O’Rourke was, at the time, a dynamic person. Race relations have always been a problem, but Irish immigrants weren’t always welcomed with open arms. And, many players of the time (Kelly and Tommy McCarthy, for example) lived up to common stereotypes. They were loud, boisterous and hard drinkers. Jim O’Rourke, on the other hand, was a sober, well-educated, calm person. His nickname came from how he would use polysyllabic words when shorter ones would have sufficed.
On the field, O’Rourke was an incredible hitter. He posted a line of .311/.352/.423 with a wRC+ of 127. He collected 2643 hits with 62 home runs, 151 triples and 465 doubles. He drove in over 1200 runs and scored over 1700, so he got a lot out of his hits as well.
As mentioned earlier, a big part of O’Rourke’s score is due to the fact that the seasons were shorter during a lot of his career. However, it isn’t the whole reason. By the time he laced up for one farewell game in 1904, baseball was in a period of low-scoring offense.

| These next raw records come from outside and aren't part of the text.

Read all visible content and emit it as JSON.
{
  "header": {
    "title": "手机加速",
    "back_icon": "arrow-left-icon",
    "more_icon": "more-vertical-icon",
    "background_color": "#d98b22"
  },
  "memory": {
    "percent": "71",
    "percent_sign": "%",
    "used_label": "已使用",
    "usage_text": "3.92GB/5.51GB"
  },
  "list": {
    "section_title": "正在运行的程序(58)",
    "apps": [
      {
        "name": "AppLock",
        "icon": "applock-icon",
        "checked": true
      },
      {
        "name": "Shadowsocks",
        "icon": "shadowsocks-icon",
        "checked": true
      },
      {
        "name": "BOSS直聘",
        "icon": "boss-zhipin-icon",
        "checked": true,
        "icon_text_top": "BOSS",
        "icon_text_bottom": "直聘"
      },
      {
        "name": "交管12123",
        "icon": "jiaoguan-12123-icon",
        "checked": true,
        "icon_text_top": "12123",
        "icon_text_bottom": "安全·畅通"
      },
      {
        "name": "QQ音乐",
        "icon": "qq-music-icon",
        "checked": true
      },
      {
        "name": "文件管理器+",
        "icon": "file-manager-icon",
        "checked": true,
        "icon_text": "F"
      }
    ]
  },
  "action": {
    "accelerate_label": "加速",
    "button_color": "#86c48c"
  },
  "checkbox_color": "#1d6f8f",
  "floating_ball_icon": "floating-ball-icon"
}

But before that, there was a decent amount of great hitting going on, and O’Rourke, while doing well, was still far behind a lot of great hitters of the day (e.g., Cap Anson, Billy Hamilton, Roger Connor) who either contributed a lot of hits, steals or home runs along with the rest of their game that O’Rourke just couldn’t keep up with.
However, O’Rourke’s achievements as a baseball lifer definitely merit induction. Along with Monte Ward, he not only challenged the Reserve Clause, he would always negotiate it out of his contracts. He also helped Ward form the first Player’s Union, and helped form a solid Minor League in his home state of Connecticut. O’Rourke kept on playing for that system as well, by the way, not retiring from the field as a player until he was in his 60s.
O’Rourke is too important a person in the history of the game to ignore, and he was rightly one of the first players of the pre-1900s to be inducted into the Hall of Fame in 1945.
Stay tuned for the next update.
On deck 8/5/16 This “Smiling” pitcher won 30 or more games in 4 different seasons.